I am now down in the cabana pasture with the other Nigerians and all the minis except Peaches and Mabel.
Fancy pants Lucy and little brown-nose Joy were bragging about how they are staying up at the big barn with the milkers. Even Peaches, who is way down at the bottom of the pecking order, with only her own twin sister Mabel to boss around, was acting snooty.
Big deal, I said to myself.
Then came what I thought was the final indignity: Bertie the half-wit dry yearling was ushered up to the big barn, because she is going to be one of the milkers in the spring.
This left me and Hannah Belle and Breezy and Jammies and Tubster (what is her real name, anyway?) and Billie and Willa stewing in our own juices. We assumed the service would be very poor down where we were, and the big fancy milkers would get all the good food, and alfalfa instead of grass hay, and lots of cosseting that they don't need, being horribly conceited already not to mention fat.

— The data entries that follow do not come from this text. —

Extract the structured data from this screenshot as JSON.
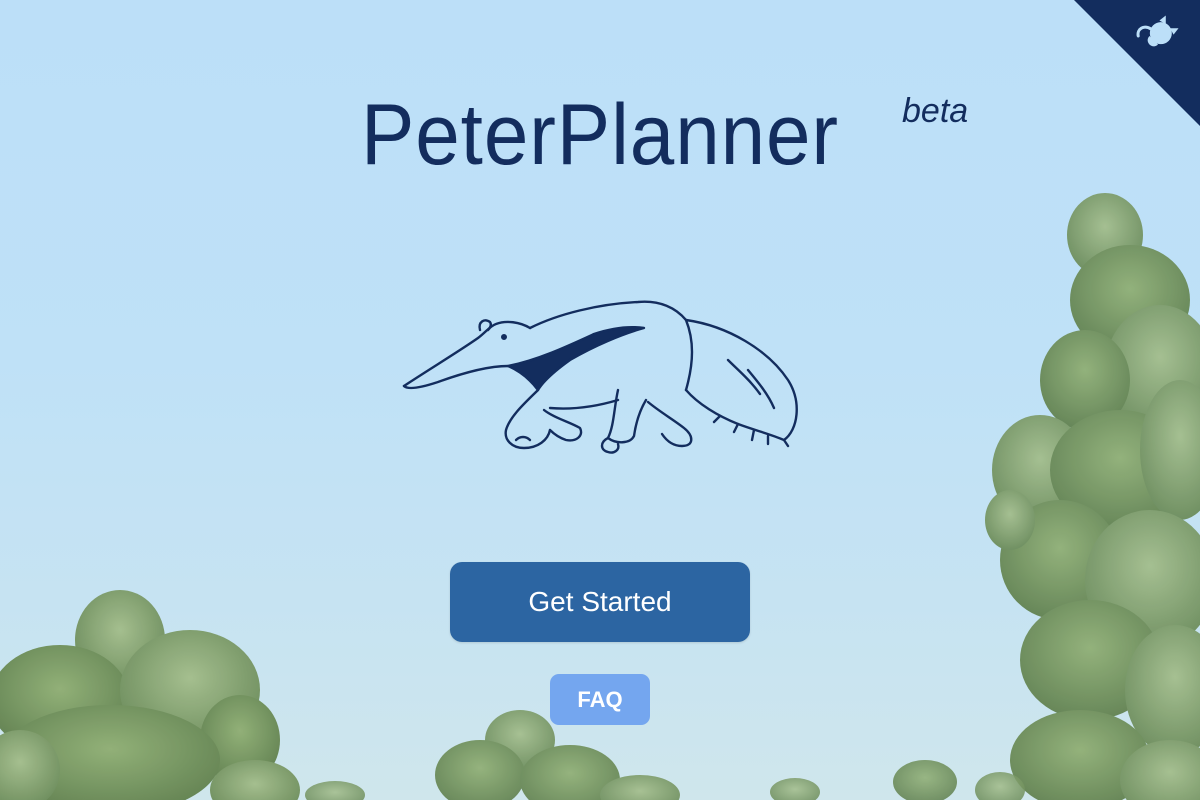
{
  "header": {
    "title": "PeterPlanner",
    "badge": "beta"
  },
  "mascot": {
    "icon": "anteater-icon"
  },
  "actions": {
    "get_started_label": "Get Started",
    "faq_label": "FAQ"
  },
  "corner_link": {
    "icon": "github-octocat-icon"
  },
  "colors": {
    "sky": "#bcdff8",
    "title": "#132d5e",
    "primary_button": "#2c65a2",
    "faq_button": "#74a6ef",
    "corner": "#132d5e",
    "foliage": "#6f8f58"
  }
}
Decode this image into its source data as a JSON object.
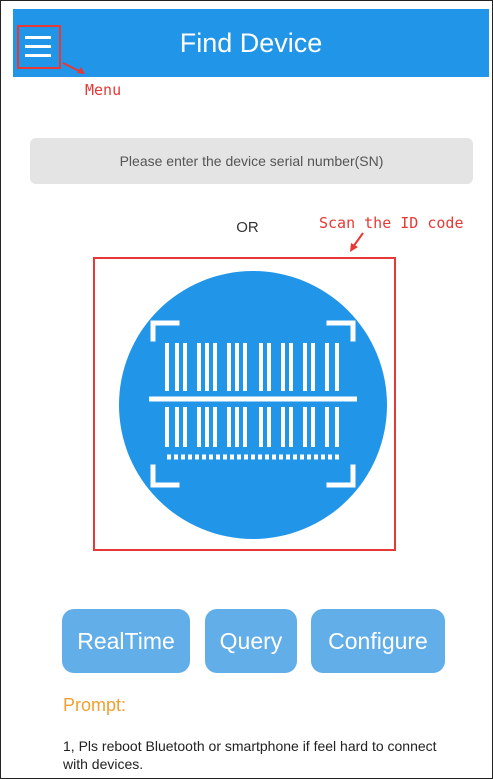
{
  "header": {
    "title": "Find Device",
    "menu_icon": "hamburger-menu-icon"
  },
  "annotations": {
    "menu": "Menu",
    "scan": "Scan the ID code"
  },
  "search": {
    "placeholder": "Please enter the device serial number(SN)"
  },
  "divider": {
    "or": "OR"
  },
  "scan": {
    "icon": "barcode-scan-icon"
  },
  "buttons": {
    "realtime": "RealTime",
    "query": "Query",
    "configure": "Configure"
  },
  "prompt": {
    "title": "Prompt:",
    "line1": "1, Pls reboot Bluetooth or smartphone if feel hard to connect with devices."
  },
  "colors": {
    "primary": "#2196E8",
    "button": "#62AEE8",
    "annotation": "#E53935",
    "prompt": "#F0A030"
  }
}
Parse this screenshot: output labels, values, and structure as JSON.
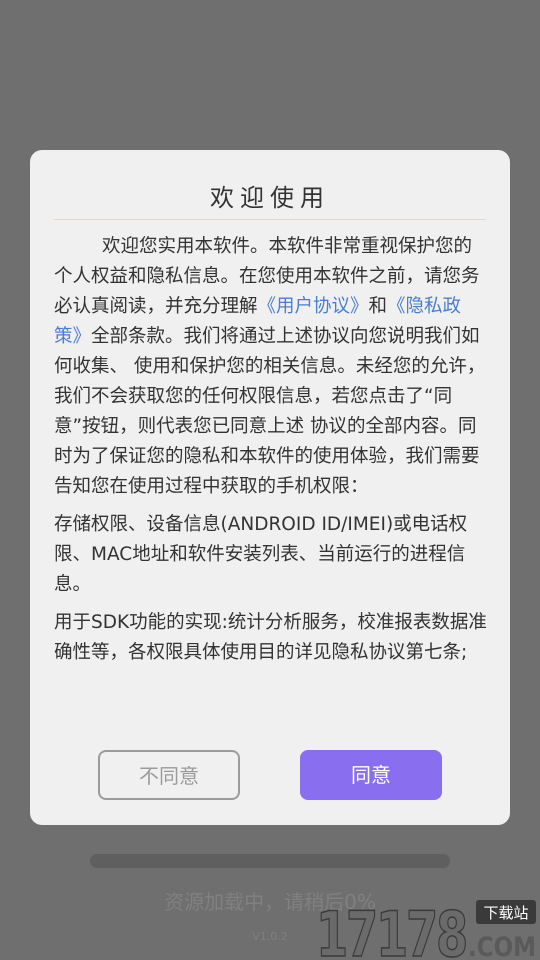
{
  "background": {
    "loading_text": "资源加载中，请稍后0%",
    "version": "V1.0.2",
    "loading_progress": 0
  },
  "watermark": {
    "logo_text": "17178",
    "badge_text": "下载站",
    "domain_text": ".COM"
  },
  "dialog": {
    "title": "欢迎使用",
    "para1": {
      "text_before": "欢迎您实用本软件。本软件非常重视保护您的个人权益和隐私信息。在您使用本软件之前，请您务必认真阅读，并充分理解",
      "link_user": "《用户协议》",
      "and": "和",
      "link_privacy": "《隐私政策》",
      "text_after": "全部条款。我们将通过上述协议向您说明我们如何收集、 使用和保护您的相关信息。未经您的允许，我们不会获取您的任何权限信息，若您点击了“同意”按钮，则代表您已同意上述 协议的全部内容。同时为了保证您的隐私和本软件的使用体验，我们需要告知您在使用过程中获取的手机权限："
    },
    "para2": "存储权限、设备信息(ANDROID ID/IMEI)或电话权限、MAC地址和软件安装列表、当前运行的进程信息。",
    "para3": "用于SDK功能的实现:统计分析服务，校准报表数据准确性等，各权限具体使用目的详见隐私协议第七条;",
    "disagree_label": "不同意",
    "agree_label": "同意"
  },
  "colors": {
    "link": "#4a7fd0",
    "agree_button": "#8a6ef0",
    "overlay": "#6f6f6f"
  }
}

But no: the food is pretty good down here, and so far a reasonable amount of it, even some halfway decent alfalfa.
But still the milkers were acting supercilious, because they had heard that they were going to get some special treatment. Well, a couple of days went by and someone pulled up in a little white car and got out and started putting a coverall on out of the trunk, and I said to myself, wait a minute.
Wait just a minute, I said, there is only one reason for a person to arrive and put a green coverall over their clothes, and that reason is that the person is a veterinarian. Ha!
Pretty soon the milkers got their special treatment - shots in the ass and needles in their necks to take blood samples.
I tried not to laugh. But not very hard.